Thursday, April 1, 2010

"Refusenik" Movie, Now on The Small Screen

A couple of years ago, we were privileged to be in the audience at the premiere screening of the documentary Refuseniks.  It was a very thrilling evening being in the same room with so many legends.

This week, last night and tonight, the movie is being broadcast on Israel's Channel One.

For my generation, the Save Soviet Jewry protest movement and being an active and dedicated member of SSSJ, Student Struggle for Soviet Jewry held great importance.  For some it was a form of "revenge" against the Nazis, a chance for children of Holocaust survivors to make up for their parents' suffering and the lack of world Jewish protest during Nazi rule.

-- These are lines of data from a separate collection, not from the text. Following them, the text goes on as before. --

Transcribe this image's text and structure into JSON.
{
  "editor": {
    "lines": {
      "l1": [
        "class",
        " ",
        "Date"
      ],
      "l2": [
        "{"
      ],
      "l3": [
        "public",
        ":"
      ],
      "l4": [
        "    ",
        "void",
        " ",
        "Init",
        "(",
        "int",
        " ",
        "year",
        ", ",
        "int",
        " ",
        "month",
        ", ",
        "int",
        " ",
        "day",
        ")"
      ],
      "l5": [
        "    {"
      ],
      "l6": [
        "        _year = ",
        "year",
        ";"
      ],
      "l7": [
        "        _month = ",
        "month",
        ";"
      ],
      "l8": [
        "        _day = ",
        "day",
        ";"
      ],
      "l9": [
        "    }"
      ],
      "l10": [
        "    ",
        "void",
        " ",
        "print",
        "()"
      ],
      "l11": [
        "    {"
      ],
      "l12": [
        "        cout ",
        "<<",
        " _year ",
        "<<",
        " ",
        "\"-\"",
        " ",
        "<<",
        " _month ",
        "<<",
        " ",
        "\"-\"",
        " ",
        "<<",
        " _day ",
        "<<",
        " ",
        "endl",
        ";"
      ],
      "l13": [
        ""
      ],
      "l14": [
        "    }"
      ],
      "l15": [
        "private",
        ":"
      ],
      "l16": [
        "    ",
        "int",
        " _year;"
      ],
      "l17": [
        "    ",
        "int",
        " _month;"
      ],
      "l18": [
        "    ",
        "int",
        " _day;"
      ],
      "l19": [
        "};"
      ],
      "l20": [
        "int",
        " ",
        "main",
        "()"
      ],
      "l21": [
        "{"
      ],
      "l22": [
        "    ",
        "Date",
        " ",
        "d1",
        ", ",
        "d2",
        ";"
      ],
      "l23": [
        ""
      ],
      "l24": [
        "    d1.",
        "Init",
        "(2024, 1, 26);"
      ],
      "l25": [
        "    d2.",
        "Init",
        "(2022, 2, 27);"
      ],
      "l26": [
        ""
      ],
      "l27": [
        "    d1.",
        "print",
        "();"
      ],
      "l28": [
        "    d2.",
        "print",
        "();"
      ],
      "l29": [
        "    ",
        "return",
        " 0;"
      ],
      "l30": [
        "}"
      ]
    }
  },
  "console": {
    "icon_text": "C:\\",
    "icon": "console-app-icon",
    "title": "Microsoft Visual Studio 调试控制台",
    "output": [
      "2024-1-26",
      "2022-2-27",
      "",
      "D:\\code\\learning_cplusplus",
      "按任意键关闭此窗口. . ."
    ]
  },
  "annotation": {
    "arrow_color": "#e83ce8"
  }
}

Others, I among them, had no family Holocaust history.  For us it was the opportunity to fight for justice and human rights for Jews during the popular struggle for Civil Rights for Black (then called Negro) Americans.  We felt it important to find a Jewish issue to demonstrate for. 

It was during the time I became more and more involved in the Soviet Jewry movement protesting the closing of synagogues and lack of religious rights in the USSR that I became religiously observant.  I guess I had internalized the message I had once seen on a Jewish television show, called The Eternal Light.  The episode I remember best was broadcast after the publication of the Anne Frank Diary, possibly around Chanukah.  As I remember it, there was a discussion among two people about Nazi restrictions on Jewish celebrations and hidden Jews like the Frank family.
"If I found myself living in a country that forbade Judaism, for instance lighting a Chanukah menorah, I would risk everything to keep Jewish traditions."
"Today, it's not forbidden.  Why don't you observe/celebrate Jewish Laws and holidays?"
I heard this over fifty years ago.  That message burned into my soul. No doubt that it had great influence over my life.  That's why I dedicated my youthful energies and activism to save Soviet Jewry, became a Torah observant Jew and moved to Israel, specifically to Shiloh which was liberated in the Six Days War, the single greatest and most significant historic event in my adolescence.

G-d has been good to me.  I'm happy to say that I was on the "Absorption Committee" here in Shiloh during the large aliyah to Israel from the FSU, Former Soviet Union, and was able to facilitate the acceptance of those new immigrants to Shiloh.

The Refusenik movie brings back many memories.


Anonymous said...

One, two, three, four -
Open up the iron door.
Five, six, seven, eight -
Let my people emigrate!

Batya said...

Such "nachas" to see them here in Shiloh.